• **DATA FOR THIS TASK**:

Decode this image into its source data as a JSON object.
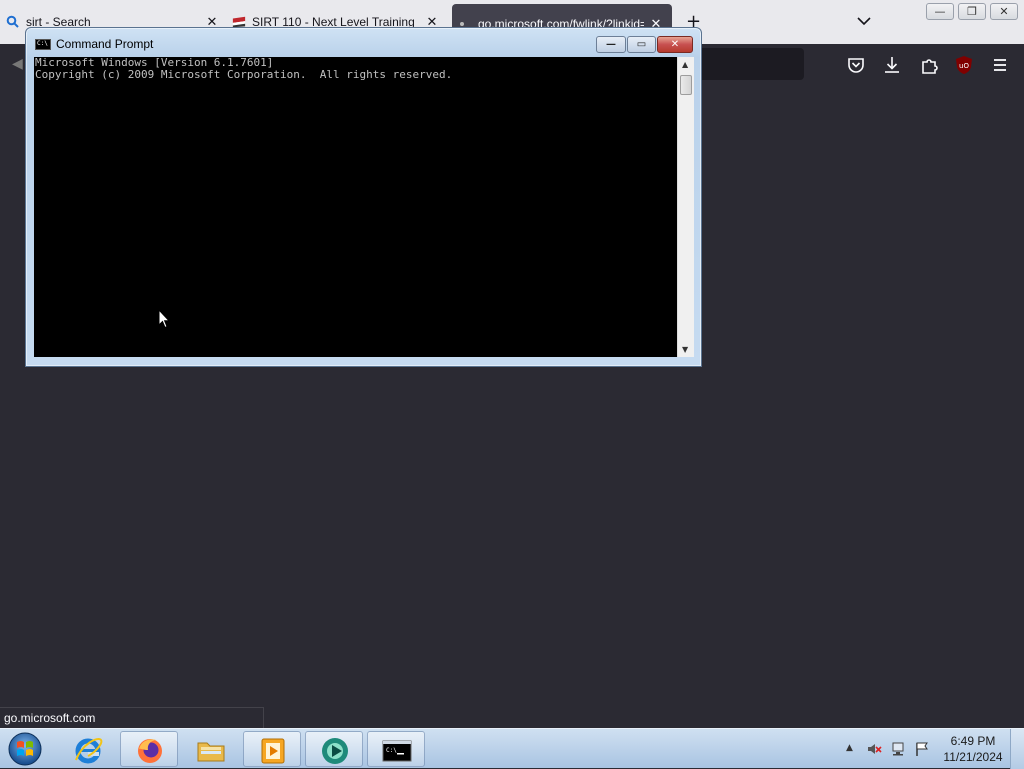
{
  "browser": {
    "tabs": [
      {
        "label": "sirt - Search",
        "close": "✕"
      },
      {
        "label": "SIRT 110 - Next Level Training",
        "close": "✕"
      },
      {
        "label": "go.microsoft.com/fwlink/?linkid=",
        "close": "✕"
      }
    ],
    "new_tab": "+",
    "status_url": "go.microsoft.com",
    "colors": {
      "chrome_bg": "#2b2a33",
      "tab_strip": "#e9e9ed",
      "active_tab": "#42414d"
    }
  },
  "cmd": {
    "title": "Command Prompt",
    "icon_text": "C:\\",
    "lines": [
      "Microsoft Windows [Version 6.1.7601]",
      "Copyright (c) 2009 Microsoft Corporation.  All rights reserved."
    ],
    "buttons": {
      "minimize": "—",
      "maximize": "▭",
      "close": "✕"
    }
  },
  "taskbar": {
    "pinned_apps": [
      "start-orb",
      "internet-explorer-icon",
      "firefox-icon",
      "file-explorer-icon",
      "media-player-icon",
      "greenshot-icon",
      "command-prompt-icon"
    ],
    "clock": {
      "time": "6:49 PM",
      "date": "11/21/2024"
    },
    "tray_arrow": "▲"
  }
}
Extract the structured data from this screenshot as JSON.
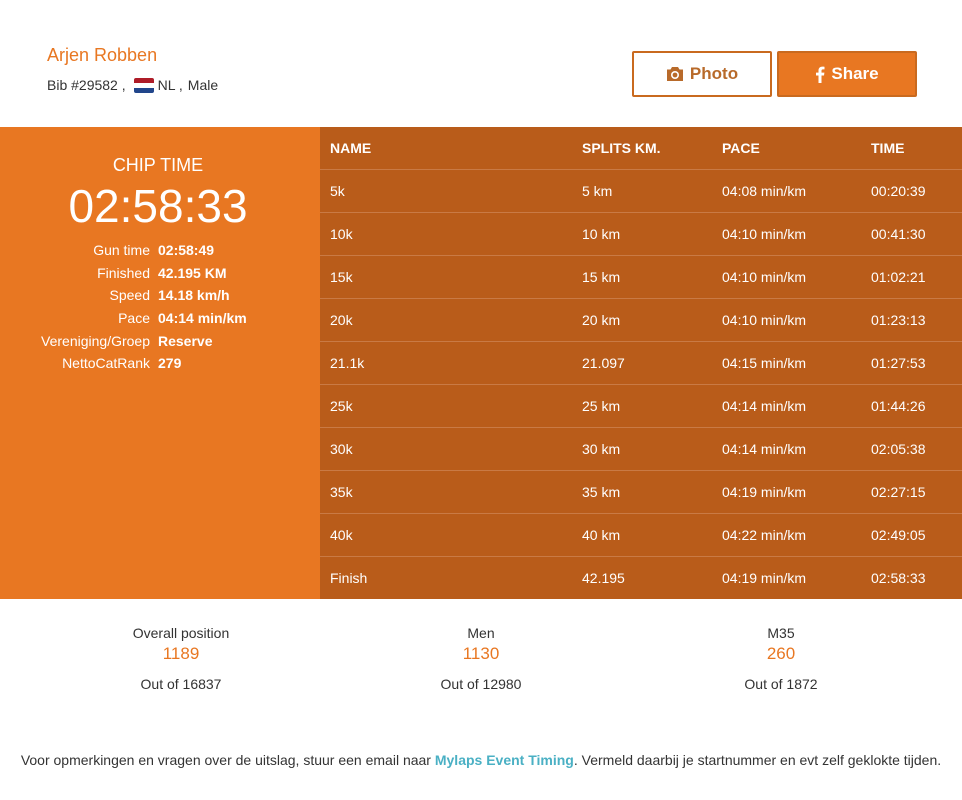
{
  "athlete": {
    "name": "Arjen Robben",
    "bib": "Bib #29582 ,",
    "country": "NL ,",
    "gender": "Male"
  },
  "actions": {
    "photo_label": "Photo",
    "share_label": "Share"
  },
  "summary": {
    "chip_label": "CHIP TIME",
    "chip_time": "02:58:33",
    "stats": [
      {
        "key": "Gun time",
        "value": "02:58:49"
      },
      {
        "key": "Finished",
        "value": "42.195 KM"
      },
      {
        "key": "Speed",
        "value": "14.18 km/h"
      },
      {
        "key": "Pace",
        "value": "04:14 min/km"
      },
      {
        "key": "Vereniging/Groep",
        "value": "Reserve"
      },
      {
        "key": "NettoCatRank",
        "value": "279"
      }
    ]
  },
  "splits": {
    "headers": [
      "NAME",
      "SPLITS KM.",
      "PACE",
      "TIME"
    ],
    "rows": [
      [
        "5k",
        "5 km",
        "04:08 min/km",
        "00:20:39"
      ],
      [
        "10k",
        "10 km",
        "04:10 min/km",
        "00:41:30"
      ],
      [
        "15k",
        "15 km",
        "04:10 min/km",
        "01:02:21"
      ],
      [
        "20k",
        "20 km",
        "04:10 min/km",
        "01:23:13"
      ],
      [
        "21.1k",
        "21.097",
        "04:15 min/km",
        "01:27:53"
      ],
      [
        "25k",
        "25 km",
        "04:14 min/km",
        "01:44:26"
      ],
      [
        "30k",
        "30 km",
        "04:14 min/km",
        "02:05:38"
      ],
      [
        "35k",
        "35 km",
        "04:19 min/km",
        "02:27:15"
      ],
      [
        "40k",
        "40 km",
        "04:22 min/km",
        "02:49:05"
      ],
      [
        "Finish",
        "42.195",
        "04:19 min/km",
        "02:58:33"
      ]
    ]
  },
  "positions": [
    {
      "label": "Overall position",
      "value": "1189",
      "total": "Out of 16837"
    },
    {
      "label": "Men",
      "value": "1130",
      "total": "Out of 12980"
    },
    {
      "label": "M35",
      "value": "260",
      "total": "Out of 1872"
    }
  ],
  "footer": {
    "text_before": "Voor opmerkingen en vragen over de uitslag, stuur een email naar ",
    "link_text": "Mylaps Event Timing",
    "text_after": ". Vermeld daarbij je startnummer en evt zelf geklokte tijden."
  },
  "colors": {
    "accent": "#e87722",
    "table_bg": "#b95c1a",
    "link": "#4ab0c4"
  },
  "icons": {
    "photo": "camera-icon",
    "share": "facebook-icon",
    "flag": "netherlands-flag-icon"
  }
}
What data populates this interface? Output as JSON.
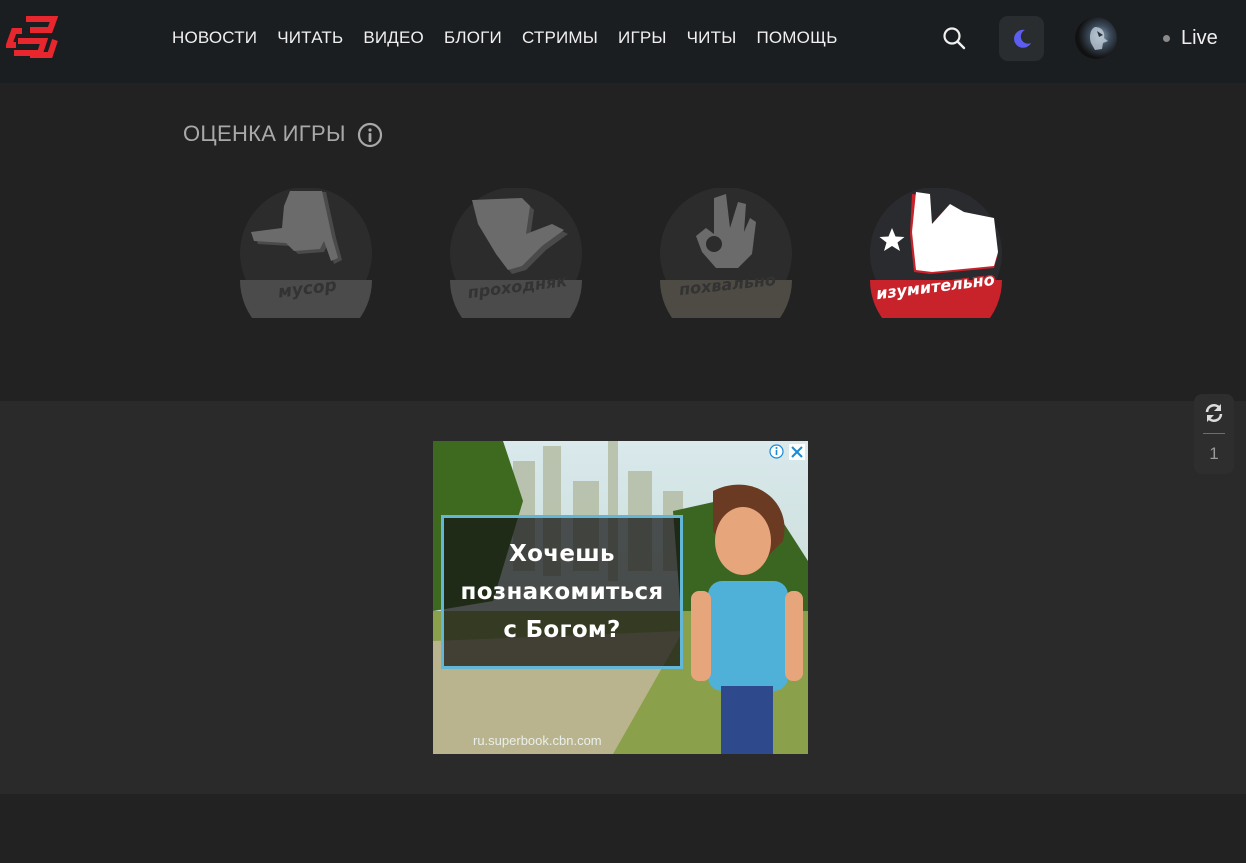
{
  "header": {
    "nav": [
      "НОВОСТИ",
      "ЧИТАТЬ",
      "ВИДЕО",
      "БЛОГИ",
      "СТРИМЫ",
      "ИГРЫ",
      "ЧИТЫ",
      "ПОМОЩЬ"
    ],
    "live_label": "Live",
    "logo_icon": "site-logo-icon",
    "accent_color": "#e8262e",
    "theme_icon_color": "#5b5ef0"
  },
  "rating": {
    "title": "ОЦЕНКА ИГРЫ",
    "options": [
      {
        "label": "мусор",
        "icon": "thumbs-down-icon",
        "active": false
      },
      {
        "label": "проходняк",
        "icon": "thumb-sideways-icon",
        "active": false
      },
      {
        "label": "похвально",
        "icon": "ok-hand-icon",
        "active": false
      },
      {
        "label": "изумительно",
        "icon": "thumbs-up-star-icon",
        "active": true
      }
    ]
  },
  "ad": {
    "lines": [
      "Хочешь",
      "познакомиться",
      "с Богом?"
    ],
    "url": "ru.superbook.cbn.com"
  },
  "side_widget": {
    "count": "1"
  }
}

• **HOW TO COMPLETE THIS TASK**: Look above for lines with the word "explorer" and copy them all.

• **REPLY**:
      "internet-explorer-icon",
      "file-explorer-icon",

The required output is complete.